Finally got my act together and ordered a tubeless repair kit for my tyres. Seemed like a good idea seeing as I now have the cast wheels on my bike. The kit is by GRYP and the one I got is their Cargol Turn and Go series. The traditional tubeless tyre repair involves removing the offending object from the tyre, reaming out the hole with a tool, and then using special ropes, or cords, to jam in the tyre to plug the hole. The Turn and Go kit comes with the usual cords, but also with a funky key system.
Providing the hole is small enough to use the keys for the repair, you just remove the object with the supplied pliers and then twist the key into the tyre the same way you would a self tapping screw. Once seated you snap the key off and theoretically you are now good to go.
If you are wondering how you actually get going again, seeing as you have a flat tyre and all, you will note in the attached imaged the small bulbs that look like seltzer bottle cartridges. Well they are full of compressed CO2 and once you have the hole plugged you attached the bulbs to the wheel’s normal air valve and reinflate the tyre. Simple – well I hope so.
Now because I got the kit that has both the rope and keys the packaging it all came in got me a bit worried as to how much real estate it would consume. But not to worry, as you can see from the next picture, whilst it isn’t exactly small, I should be able to fit them into the top of my saddlebags nestled next to the cable repair kits I have blogged about earlier. So now I have the two things I was probably most concerned about leaving me on the side of the road – broken cables or a flat tyre. Sure there are plenty of other things that could happen to the Road Star like, oh I don’t know, a seized engine, but at least if I snap a throttle/clutch cable or get a flat I should be able to get myself going again reasonably quickly.

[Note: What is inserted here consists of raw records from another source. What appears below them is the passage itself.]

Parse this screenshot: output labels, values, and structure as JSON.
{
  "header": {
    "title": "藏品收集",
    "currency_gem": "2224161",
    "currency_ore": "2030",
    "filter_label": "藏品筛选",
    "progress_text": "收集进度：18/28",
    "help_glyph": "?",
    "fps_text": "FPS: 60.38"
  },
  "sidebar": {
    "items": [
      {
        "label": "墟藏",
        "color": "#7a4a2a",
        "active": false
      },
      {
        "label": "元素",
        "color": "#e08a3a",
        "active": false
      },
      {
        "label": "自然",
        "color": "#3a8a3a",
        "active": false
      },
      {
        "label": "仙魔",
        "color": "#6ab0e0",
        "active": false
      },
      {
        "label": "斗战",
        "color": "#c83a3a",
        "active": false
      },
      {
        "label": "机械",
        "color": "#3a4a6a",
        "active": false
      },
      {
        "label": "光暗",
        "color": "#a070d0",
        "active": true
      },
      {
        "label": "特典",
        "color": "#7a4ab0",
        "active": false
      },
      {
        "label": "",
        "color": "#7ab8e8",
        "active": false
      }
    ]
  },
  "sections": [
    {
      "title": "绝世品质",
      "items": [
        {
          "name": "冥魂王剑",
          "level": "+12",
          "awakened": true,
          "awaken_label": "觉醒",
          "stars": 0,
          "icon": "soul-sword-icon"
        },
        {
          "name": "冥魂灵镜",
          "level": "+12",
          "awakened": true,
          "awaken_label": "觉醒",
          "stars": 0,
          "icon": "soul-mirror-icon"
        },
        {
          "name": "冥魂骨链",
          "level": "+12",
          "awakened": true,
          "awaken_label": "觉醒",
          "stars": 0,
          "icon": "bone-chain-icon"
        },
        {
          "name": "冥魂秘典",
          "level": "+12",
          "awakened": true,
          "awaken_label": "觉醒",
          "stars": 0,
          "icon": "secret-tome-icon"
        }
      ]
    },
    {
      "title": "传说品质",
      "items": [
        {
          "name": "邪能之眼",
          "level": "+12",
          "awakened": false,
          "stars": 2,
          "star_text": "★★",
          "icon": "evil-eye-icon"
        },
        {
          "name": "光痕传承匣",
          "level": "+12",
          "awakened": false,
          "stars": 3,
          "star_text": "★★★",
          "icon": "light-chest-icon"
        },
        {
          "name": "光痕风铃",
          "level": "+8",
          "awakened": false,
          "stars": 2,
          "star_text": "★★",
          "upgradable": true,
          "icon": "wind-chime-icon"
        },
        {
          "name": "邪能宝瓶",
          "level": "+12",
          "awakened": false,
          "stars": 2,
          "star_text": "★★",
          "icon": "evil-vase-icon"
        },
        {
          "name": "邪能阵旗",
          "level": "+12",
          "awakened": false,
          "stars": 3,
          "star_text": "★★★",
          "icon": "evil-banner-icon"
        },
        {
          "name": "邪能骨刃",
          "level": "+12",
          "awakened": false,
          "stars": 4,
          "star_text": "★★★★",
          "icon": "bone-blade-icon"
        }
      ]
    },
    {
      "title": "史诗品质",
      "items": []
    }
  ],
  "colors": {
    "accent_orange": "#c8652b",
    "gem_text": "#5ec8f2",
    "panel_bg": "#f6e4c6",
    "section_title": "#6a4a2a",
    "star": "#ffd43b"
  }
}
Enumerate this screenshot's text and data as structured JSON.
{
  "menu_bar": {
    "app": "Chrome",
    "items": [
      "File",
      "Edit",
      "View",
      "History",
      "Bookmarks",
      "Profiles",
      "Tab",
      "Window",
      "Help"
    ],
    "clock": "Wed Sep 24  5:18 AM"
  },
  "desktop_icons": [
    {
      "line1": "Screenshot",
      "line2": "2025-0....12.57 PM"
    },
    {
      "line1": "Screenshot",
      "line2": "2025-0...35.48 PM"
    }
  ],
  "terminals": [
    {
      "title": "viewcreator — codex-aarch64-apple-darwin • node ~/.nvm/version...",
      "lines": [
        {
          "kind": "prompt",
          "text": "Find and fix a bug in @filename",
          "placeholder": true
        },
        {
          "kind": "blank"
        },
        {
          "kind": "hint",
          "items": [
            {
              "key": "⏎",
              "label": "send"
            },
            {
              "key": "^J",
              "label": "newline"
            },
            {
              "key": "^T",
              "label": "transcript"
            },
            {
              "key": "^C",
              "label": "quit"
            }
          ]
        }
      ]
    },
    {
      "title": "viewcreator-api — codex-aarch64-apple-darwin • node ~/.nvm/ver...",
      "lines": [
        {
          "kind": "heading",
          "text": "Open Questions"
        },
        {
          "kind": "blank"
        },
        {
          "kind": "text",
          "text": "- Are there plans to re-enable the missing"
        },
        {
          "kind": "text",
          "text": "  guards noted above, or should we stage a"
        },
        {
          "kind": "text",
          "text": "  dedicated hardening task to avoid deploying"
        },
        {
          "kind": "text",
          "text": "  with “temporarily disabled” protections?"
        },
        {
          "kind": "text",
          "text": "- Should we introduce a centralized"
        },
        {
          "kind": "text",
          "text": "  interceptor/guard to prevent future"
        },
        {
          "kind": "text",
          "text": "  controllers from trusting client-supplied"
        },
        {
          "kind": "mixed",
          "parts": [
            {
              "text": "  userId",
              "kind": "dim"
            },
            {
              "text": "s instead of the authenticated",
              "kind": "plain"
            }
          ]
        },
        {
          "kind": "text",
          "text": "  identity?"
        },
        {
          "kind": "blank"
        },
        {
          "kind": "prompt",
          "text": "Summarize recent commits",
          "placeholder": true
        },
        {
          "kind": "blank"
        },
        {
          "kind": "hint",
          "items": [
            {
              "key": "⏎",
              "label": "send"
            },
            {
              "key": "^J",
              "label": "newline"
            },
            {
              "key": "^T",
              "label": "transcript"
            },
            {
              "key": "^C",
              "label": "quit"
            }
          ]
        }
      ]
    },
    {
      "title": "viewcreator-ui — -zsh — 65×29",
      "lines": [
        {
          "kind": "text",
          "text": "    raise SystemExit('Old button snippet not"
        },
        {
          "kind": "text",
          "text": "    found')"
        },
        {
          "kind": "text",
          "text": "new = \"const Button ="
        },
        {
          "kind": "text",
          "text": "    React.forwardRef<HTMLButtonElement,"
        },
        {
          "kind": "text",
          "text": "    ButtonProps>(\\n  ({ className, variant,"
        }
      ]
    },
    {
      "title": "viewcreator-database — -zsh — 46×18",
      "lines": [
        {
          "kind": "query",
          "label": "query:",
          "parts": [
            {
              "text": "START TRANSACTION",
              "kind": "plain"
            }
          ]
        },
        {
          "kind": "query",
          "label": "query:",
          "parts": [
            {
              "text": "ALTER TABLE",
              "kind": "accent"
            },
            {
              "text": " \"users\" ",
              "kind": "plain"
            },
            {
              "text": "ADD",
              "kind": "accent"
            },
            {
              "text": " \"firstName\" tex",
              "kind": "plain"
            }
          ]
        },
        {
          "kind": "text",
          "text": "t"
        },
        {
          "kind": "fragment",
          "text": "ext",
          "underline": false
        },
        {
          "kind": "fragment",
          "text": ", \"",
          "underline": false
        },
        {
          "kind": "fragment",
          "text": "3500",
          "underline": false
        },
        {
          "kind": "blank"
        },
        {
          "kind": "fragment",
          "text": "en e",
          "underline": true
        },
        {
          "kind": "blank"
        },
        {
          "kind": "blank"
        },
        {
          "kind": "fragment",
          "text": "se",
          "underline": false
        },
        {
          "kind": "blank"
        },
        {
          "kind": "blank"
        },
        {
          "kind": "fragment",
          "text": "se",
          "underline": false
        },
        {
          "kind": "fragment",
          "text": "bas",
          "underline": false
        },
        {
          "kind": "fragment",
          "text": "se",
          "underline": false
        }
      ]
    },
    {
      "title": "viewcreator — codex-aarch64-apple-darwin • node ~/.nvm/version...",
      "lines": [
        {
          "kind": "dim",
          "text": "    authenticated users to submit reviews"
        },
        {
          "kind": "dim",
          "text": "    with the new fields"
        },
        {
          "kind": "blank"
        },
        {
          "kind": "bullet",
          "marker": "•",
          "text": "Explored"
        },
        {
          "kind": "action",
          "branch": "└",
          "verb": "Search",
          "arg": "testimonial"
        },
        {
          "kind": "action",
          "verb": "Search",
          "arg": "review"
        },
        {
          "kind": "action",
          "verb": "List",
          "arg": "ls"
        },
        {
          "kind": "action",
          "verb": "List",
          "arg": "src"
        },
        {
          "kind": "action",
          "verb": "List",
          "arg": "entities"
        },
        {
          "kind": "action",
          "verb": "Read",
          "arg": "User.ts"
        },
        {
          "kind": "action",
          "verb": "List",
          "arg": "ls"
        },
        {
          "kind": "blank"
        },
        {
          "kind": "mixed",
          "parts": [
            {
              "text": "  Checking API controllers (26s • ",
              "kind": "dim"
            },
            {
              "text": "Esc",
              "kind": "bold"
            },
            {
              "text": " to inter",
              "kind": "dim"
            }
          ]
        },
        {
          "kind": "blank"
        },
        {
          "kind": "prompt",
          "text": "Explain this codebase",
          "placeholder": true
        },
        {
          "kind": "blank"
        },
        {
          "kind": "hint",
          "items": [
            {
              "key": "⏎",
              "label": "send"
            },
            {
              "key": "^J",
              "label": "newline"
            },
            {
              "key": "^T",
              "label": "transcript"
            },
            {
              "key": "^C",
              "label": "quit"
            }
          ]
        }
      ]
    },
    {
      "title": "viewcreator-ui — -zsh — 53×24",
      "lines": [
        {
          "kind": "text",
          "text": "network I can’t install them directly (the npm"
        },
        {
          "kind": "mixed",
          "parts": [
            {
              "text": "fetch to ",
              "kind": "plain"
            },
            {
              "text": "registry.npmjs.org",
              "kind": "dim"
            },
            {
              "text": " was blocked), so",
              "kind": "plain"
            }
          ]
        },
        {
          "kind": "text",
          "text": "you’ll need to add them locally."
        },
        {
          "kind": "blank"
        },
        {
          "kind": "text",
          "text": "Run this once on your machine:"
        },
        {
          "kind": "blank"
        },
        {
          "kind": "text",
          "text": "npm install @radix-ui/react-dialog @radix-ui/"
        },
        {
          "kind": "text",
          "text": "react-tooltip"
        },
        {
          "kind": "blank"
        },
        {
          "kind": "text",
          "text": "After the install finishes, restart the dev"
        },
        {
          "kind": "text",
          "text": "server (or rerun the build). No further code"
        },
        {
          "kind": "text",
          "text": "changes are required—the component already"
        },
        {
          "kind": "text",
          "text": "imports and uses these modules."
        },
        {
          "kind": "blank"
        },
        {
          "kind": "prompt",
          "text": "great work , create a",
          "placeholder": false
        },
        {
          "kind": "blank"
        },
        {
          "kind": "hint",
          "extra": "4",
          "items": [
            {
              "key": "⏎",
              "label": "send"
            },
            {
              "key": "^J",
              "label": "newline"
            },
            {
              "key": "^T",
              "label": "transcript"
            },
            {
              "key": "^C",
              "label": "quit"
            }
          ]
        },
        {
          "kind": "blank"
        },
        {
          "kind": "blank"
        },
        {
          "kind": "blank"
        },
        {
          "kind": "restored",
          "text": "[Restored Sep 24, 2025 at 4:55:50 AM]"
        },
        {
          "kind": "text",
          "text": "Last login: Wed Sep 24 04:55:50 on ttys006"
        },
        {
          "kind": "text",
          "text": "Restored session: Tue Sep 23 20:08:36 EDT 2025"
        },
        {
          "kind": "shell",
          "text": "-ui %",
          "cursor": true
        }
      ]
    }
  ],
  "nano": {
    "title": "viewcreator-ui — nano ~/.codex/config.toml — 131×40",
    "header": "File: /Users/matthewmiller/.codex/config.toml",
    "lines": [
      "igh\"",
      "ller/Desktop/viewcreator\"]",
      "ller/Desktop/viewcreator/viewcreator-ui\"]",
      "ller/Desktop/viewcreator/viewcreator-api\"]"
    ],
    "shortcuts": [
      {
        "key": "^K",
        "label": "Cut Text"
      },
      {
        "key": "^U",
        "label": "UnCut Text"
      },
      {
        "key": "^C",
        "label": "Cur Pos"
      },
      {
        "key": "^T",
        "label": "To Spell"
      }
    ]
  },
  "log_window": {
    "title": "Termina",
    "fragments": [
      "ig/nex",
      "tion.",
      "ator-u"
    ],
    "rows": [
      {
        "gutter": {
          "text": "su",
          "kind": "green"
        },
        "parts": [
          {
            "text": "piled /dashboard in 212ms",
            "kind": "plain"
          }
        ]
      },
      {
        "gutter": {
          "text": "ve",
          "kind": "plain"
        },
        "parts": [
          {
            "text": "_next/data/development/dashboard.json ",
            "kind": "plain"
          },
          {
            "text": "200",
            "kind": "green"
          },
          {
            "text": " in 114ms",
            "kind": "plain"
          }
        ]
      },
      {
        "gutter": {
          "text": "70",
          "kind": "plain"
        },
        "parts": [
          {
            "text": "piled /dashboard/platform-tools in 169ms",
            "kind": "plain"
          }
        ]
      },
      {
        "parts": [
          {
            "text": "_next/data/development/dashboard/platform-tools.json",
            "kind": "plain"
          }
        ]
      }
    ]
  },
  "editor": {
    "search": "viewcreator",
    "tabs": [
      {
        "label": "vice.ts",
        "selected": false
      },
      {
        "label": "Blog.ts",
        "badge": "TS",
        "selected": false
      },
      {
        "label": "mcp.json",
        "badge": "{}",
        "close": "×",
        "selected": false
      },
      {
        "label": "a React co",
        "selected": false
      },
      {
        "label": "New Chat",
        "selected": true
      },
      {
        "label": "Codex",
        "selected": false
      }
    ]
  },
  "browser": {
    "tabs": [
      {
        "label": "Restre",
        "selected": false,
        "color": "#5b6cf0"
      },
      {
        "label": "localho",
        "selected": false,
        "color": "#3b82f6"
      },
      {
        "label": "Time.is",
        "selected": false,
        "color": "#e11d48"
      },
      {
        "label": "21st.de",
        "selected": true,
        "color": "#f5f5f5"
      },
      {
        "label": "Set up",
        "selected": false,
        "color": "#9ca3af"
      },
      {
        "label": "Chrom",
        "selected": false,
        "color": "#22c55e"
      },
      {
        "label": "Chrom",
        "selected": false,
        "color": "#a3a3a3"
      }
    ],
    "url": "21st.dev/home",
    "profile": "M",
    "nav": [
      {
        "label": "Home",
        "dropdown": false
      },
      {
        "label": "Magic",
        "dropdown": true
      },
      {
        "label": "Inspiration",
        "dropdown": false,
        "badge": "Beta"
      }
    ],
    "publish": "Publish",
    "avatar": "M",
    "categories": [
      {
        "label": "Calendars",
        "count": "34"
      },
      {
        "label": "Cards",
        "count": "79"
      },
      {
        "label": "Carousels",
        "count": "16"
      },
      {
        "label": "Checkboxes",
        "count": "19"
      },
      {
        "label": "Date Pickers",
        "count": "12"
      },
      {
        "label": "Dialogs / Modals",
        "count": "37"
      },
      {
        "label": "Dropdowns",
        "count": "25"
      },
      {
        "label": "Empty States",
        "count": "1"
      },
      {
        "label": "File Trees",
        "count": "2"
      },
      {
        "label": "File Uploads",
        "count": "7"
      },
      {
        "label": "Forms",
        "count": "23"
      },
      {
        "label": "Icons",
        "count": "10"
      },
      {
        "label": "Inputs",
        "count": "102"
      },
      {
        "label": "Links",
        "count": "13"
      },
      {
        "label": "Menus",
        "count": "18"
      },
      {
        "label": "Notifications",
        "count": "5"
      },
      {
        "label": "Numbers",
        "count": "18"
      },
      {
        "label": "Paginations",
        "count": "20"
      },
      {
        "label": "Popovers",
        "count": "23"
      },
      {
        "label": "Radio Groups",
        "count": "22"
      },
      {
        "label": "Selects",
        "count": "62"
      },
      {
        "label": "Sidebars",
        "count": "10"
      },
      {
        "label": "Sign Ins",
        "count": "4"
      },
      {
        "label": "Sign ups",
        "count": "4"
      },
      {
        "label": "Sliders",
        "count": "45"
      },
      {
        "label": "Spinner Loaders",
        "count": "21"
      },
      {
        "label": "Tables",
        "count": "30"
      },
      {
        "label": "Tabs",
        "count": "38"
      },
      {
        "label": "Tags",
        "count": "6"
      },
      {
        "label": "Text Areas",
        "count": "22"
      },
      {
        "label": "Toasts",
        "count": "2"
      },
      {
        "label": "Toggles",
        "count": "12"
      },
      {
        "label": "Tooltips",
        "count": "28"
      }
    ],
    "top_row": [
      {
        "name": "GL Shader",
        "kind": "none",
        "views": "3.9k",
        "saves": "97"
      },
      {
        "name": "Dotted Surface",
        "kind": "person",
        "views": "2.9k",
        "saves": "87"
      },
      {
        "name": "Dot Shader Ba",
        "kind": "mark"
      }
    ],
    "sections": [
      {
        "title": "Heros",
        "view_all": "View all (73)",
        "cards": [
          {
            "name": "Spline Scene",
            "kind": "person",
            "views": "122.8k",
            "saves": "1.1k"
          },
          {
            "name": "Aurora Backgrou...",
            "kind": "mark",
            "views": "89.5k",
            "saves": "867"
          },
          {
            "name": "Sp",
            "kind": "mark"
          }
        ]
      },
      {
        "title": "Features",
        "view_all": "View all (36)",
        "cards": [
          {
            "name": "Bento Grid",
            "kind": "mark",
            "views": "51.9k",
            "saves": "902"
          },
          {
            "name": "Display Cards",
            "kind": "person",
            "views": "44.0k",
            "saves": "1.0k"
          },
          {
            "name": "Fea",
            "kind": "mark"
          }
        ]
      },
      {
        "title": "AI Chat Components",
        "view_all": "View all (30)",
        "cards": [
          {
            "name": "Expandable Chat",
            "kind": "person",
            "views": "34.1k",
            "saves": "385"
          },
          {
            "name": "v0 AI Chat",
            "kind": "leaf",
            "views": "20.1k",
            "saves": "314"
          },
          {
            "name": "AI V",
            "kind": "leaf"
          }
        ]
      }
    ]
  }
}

I bought my kit online from BikeBiz in Sydney last Friday and it arrived today, so very prompt delivery. They seem to have a number of the different kits available so be sure to check BikeBiz out.
It’s been a couple of weeks since my last post so I thought I would put this up to let you know the Ride Around Australia is still progressing well.
So well in fact I have some very good news in regards to bike preparation. My ’99 Yamaha Road Star runs spoked wheels, which in turn require the use of inner tubes. This has been weighing on my mind somewhat, as a puncture with inner tubes will leave me stranded on the side of the road waiting for a support vehicle. Not too much of a drama you might think? Well across some of the more remote parts of Australia this could mean waiting for any number of hours without shade or shelter in temperatures over 40c/105f. Not my idea of fun.
So the good news? I’ve been able to source a set of Yamaha cast wheels from the US which will mean that I can run tubeless tyres. Tubeless tyres means that providing I only get a puncture – as opposed to a tear – I will be able to use a small repair kit which will allow me to plug the hole in the tyre, and then reinflate the tyre through the use of small CO2 bulbs. These kits take up very little room and will fit nicely next to the emergency cable repair kit I have previously posted about.
The wheels are probably a few weeks away yet and there will be a little bit of work swapping the wheels out, including new bearings and spacers. Thankfully the current tyres I have are a straight transfer so all I have to do there is get the wheels down to a local bike shop to change the tyres over. More updates once the wheels are in my grubby little hands.
You may have read my post where I broke a clutch cable in the middle of Canberra and had to make my way home without a clutch through red lights, RTA blitzes and homicidal Kangaroos. Well not wanting to be caught in that situation again, and certainly not while I am in the middle of nowhere during the Ride Around Australia, once I got home I started to search for emergency cable repair kits because I don’t need to go through that experience again. Believe it or not, they aren’t exactly out there in abundance, but I did finally find Venhill in the UK. They do all kinds of motorcycle and kart cables AND an emergency repair kit.
This kit has a cable for the clutch and a cable for the throttle. I’ve confirmed the kit has enough generic parts to hook up to the Road Star’s clutch and throttle. The throttle parts work for both the stock 40mm Mikuni and a 42mm Mikuni Flatslide.
For this kit to work you will have to make sure you have in your toolbag some cutters to cut the wire, a set of pliers to crimp the clutch side “trumpet” and a very small flathead screwdriver for the solderless nipple on the throttle. Of course you will also need appropriate tools to remove your tank if the throttle cable goes and appropriate tools to adjust the clutch cable tension if required (you should already have those on your bike).
In practice you remove the broken cable from the existing cable sleeve, thread the new cable in, fit either the trumpet or solderless nipples as required, make sure the cable is absolutely flush with the barrels and you’re back on the road.
You can source all the parts you need seperatly but I figured I would get the generic kits because I never know when I might have to help out a brother or sister on the road. If you can’t find a local distributor you can buydirect from Venhilllike I did, I bought two kits and including postage to Australia they totalled $23.24 Euro (Around $35USD) and they were here in under two weeks.
They come with a natty little hold bag and as you would expect take up no room in saddlebags and possibly could even be stored under the seat, as long as you make sure you don’t crimp the cables in the process.